Wednesday, August 05, 2009
I have been watching the BBC's Desperate Romantics about the pre-Raphaelite Brotherhood (to be precise, about the leading pre-Raphaelites as all the others don't get a look-in). I have been enjoying it despite the suspect dialogue. Did Rossetti really frequently exclaim "shit". Don't misunderstand. I'm not objecting to the coarseness. I simply doubt that it was the expletive of choice in the 1850s.

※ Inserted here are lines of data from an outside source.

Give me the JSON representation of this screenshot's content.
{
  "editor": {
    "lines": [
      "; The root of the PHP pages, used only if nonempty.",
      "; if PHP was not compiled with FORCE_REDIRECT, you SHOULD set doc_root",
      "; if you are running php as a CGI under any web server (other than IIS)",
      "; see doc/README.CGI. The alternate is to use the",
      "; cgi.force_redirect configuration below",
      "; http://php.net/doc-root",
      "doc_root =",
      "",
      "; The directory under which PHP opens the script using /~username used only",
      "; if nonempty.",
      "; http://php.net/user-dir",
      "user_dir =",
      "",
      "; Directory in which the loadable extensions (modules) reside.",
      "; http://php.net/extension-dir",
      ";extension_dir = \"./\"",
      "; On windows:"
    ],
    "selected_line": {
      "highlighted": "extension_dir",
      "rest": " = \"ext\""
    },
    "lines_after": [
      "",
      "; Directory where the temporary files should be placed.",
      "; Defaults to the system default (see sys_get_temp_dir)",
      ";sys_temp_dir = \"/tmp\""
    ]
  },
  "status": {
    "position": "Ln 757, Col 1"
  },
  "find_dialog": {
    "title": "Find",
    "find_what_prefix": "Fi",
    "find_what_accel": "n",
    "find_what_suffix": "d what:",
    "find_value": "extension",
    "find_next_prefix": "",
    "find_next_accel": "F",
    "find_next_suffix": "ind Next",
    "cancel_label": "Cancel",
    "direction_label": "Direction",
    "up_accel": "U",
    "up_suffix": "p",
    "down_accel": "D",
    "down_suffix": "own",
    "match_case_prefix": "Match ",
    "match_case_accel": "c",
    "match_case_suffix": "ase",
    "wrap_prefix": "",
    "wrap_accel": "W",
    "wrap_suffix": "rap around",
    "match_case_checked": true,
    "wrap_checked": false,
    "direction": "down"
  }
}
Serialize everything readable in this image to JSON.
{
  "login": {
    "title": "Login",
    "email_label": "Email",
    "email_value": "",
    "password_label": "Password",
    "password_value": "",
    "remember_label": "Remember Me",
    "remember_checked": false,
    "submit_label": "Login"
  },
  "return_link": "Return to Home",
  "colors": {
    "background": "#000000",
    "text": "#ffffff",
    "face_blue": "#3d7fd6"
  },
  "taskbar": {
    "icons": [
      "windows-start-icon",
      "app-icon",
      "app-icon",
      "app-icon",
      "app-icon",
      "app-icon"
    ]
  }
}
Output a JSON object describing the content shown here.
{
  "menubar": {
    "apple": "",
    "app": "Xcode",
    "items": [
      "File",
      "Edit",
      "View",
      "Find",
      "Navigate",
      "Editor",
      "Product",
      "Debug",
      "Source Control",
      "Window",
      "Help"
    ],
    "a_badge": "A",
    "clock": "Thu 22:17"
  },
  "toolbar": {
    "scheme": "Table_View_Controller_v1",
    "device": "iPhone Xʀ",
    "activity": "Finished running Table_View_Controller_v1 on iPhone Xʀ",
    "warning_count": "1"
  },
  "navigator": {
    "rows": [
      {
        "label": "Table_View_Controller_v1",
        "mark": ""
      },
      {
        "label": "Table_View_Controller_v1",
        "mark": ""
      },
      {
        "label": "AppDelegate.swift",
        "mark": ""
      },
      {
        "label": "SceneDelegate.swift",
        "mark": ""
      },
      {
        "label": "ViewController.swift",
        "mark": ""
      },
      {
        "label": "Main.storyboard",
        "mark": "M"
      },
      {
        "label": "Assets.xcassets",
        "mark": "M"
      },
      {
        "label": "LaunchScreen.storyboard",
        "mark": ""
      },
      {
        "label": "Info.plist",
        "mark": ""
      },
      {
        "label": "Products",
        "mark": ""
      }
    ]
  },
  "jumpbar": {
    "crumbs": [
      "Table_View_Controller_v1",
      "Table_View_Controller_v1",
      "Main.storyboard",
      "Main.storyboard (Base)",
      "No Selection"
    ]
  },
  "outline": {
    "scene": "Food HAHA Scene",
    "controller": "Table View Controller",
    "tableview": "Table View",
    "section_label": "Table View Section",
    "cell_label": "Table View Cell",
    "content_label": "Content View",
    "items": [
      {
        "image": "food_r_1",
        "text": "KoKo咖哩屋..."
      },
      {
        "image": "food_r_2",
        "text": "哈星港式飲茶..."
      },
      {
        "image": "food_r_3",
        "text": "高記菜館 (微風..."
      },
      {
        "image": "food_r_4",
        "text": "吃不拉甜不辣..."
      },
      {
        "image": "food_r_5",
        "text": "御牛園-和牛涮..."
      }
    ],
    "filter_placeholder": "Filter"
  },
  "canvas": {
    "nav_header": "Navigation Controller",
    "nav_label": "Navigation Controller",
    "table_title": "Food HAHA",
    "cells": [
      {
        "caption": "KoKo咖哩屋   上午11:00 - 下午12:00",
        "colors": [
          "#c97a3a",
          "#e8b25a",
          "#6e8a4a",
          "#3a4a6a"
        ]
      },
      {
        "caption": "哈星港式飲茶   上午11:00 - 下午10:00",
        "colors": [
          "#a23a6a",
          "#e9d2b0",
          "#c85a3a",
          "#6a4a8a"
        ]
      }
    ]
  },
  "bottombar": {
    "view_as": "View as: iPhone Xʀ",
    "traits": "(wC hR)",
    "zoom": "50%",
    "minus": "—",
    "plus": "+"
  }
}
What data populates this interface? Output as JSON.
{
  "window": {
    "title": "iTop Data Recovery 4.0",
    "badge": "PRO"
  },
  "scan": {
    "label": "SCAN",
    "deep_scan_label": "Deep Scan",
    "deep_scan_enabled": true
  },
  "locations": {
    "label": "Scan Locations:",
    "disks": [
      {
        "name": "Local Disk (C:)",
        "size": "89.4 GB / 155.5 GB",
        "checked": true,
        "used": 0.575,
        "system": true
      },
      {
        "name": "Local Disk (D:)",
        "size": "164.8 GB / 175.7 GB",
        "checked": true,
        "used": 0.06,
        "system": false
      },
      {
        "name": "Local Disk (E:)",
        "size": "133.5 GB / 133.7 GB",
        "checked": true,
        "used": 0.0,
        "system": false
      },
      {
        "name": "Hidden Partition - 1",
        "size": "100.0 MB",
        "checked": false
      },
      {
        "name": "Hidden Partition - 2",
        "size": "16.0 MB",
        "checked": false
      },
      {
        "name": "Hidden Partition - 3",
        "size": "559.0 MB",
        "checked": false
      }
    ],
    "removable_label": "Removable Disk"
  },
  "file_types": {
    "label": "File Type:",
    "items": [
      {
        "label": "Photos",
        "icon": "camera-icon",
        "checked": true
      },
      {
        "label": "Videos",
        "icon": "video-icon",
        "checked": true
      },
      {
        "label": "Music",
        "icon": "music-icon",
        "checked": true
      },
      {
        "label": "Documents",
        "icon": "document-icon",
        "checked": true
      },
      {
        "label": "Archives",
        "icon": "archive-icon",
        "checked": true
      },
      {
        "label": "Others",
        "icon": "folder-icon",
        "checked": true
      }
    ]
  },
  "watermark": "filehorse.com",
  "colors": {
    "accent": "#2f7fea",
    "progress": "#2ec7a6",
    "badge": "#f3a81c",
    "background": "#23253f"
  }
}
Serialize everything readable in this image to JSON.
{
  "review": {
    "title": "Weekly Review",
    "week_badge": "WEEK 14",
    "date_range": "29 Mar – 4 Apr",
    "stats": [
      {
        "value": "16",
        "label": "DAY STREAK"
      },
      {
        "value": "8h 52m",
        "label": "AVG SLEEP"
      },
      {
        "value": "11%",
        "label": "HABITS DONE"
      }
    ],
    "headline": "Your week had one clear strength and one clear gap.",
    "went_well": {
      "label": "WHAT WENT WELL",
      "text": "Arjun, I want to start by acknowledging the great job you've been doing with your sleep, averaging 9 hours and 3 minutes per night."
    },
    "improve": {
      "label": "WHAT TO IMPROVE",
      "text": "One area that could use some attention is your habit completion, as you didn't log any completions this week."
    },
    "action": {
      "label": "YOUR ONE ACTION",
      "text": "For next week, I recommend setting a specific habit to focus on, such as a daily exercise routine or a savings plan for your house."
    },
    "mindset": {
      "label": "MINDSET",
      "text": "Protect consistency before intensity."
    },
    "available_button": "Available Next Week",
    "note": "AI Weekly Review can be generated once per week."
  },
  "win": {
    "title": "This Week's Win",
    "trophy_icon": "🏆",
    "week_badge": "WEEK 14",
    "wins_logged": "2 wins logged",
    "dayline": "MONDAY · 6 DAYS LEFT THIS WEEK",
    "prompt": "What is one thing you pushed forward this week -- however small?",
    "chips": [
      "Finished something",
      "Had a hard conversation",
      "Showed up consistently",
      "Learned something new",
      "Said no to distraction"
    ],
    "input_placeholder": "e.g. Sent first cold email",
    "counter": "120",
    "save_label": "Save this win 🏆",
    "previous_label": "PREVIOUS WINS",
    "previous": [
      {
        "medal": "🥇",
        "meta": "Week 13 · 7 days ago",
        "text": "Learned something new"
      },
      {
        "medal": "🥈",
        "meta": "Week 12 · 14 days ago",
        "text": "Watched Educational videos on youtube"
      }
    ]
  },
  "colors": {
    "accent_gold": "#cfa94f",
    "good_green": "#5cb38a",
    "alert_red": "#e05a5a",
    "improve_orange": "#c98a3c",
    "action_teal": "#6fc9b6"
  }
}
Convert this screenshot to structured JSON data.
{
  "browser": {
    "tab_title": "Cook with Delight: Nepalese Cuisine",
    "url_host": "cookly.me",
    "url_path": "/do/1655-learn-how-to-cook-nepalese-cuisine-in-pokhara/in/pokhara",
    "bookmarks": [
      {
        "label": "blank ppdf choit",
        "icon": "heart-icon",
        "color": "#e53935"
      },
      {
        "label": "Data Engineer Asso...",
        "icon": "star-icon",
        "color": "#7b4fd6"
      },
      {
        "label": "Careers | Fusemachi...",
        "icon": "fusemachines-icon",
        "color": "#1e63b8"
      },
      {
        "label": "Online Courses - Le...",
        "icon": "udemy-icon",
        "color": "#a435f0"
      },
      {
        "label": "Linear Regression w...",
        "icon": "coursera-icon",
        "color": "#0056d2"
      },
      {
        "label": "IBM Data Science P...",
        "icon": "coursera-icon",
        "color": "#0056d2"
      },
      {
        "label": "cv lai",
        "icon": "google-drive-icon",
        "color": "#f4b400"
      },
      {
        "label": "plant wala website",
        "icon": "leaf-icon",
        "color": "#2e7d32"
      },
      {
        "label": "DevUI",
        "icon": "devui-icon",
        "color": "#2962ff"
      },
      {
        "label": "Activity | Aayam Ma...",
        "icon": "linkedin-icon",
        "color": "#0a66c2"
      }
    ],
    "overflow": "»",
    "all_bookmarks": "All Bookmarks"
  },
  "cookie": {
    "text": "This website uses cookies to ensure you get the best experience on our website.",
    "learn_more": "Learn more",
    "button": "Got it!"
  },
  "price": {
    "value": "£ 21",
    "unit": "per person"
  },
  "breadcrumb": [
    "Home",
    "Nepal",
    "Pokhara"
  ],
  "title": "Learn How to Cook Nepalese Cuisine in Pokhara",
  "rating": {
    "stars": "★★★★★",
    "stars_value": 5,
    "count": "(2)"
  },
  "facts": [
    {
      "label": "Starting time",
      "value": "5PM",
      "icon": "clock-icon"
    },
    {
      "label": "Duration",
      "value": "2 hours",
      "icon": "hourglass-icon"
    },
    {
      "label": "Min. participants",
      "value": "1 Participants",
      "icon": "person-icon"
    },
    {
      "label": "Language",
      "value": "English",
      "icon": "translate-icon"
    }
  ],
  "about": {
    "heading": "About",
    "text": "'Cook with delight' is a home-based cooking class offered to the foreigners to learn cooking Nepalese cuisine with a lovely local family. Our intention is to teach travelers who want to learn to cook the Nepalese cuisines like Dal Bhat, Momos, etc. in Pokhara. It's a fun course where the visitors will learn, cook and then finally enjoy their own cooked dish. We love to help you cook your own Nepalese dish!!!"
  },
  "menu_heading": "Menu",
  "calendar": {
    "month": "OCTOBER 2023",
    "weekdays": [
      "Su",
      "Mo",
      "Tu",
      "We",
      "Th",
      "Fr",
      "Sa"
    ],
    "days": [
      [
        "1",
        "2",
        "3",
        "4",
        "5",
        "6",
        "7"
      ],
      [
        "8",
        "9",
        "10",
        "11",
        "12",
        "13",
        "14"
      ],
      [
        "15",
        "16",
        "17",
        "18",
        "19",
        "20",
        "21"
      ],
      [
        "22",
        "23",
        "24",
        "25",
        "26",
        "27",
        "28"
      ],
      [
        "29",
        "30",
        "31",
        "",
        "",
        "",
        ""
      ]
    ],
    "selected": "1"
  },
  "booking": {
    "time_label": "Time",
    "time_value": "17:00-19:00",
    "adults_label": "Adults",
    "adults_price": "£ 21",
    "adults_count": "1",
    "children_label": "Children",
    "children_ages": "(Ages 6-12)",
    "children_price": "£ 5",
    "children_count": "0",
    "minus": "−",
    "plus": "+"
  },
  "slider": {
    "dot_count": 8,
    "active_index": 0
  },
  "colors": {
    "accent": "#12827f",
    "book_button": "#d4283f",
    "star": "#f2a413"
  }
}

The latest episode went beyond the substitution of modern Atlantic dialect for mid-Victorian upper class speech. It was historically innaccurate. The brothers suspect that Ruskin is trying to arrange adultery between his wife Effie and Millais in order to begin divorce proceedings against her. His marriage was actually annulled in 1854 and she married Millais in 1855. At that time divorce required a private Act of Parliament, which may have been beyond Ruskin's means. Divorce through the courts only became available in 1858. In the same programme Holman Hunt refers to Rossetti's libido, a term which didn't come into use until Sigmund Freud developed psycho-analysis forty years later. If the writer Peter Bowker can't be bothered to get his history right, surely the BBC also employs researchers and script editors.